Scan each line of the records for the word "source" and extract the ones that have it.
[Opening DATA FOR THE TASK section]
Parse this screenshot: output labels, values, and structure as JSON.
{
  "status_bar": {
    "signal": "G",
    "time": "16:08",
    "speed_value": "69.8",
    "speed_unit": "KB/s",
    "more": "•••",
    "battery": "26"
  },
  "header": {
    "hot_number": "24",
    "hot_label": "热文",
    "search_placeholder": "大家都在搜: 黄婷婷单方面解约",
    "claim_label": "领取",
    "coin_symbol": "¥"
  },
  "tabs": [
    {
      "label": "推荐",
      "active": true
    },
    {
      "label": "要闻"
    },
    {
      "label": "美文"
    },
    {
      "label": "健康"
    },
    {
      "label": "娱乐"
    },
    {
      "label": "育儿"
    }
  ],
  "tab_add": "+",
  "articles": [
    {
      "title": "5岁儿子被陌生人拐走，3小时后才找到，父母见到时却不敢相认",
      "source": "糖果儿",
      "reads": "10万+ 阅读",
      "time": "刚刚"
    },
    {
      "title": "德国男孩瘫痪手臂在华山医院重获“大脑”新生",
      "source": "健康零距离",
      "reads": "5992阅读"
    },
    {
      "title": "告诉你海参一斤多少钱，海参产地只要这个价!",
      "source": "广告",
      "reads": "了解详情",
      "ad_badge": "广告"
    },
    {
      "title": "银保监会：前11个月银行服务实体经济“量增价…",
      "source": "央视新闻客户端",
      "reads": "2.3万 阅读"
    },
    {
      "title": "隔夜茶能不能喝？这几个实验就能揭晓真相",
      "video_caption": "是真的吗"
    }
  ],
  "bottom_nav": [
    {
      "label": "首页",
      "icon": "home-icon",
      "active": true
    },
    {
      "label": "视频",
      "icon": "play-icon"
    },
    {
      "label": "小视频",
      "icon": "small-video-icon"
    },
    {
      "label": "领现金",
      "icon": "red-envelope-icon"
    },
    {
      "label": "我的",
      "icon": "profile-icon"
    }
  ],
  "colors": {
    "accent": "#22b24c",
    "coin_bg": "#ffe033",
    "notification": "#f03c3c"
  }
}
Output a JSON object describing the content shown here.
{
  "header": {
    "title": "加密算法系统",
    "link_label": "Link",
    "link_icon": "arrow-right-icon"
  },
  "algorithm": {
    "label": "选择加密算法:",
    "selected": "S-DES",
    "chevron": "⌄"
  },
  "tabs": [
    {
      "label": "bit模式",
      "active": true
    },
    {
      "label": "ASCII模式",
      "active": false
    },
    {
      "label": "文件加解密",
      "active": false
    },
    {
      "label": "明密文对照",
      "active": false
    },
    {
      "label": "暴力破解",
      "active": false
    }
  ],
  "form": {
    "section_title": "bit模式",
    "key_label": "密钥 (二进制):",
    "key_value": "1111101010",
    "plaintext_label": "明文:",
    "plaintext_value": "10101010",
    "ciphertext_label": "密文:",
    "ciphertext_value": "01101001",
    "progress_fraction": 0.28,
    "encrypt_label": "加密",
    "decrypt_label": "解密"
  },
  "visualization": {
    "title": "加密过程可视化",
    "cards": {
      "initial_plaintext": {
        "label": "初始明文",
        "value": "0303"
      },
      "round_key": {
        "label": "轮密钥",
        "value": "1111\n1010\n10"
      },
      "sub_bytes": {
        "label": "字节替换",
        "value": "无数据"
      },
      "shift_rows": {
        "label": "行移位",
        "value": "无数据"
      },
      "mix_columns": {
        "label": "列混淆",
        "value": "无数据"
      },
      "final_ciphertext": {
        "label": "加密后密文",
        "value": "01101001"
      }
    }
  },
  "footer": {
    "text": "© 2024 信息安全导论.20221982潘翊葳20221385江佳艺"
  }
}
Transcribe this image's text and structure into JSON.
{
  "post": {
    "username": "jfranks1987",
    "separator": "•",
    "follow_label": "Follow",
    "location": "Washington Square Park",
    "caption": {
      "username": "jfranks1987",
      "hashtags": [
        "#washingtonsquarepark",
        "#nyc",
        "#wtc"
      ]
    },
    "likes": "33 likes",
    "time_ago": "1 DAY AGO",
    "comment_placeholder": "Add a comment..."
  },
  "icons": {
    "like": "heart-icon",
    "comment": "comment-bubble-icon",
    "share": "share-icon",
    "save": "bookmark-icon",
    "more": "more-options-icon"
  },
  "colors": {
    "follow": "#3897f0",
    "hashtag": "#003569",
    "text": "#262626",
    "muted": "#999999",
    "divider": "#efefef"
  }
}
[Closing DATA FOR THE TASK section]
▶ TASK RESULT:
      "source": "糖果儿",
      "source": "健康零距离",
      "source": "广告",
      "source": "央视新闻客户端",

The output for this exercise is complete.